-- The input follows --

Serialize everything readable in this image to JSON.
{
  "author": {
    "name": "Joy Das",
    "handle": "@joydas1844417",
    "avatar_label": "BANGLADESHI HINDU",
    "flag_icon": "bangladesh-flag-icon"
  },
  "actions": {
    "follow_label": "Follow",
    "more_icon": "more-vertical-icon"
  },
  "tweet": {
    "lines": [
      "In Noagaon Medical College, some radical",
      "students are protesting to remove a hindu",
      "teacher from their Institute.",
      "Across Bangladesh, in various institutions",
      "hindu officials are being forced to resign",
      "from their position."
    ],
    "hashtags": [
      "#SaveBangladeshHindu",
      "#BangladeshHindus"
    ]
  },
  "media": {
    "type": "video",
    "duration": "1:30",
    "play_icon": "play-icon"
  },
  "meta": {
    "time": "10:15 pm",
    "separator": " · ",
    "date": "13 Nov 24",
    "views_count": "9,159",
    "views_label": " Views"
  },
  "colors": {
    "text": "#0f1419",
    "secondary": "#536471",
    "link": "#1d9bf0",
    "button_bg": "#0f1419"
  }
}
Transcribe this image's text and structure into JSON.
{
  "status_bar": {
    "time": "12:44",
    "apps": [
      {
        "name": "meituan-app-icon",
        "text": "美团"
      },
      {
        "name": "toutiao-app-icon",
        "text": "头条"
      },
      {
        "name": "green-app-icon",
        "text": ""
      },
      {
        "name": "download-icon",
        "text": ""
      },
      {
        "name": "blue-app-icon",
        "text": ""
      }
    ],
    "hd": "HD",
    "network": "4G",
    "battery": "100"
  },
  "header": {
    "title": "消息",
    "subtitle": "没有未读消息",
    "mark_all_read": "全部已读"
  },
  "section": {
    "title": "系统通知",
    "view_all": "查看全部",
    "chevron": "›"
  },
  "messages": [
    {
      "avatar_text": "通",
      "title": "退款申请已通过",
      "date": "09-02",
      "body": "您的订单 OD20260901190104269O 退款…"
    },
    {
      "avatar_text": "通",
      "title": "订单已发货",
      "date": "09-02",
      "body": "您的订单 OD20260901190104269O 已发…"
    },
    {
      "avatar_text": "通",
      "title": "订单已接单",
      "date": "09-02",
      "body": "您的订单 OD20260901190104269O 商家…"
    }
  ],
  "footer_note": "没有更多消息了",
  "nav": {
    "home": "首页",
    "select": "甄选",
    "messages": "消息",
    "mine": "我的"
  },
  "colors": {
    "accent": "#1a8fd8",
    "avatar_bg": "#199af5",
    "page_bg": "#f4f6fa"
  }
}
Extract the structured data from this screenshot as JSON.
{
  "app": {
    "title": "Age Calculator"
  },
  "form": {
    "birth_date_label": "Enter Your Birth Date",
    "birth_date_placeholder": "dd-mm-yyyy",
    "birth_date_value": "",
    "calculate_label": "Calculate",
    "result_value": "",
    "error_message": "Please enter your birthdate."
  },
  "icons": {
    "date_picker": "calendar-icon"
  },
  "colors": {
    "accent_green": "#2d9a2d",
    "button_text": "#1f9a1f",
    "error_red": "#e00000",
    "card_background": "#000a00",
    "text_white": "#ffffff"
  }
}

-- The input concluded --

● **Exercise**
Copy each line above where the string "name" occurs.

● **Solution**
    "name": "Joy Das",
        "name": "meituan-app-icon",
        "name": "toutiao-app-icon",
        "name": "green-app-icon",
        "name": "download-icon",
        "name": "blue-app-icon",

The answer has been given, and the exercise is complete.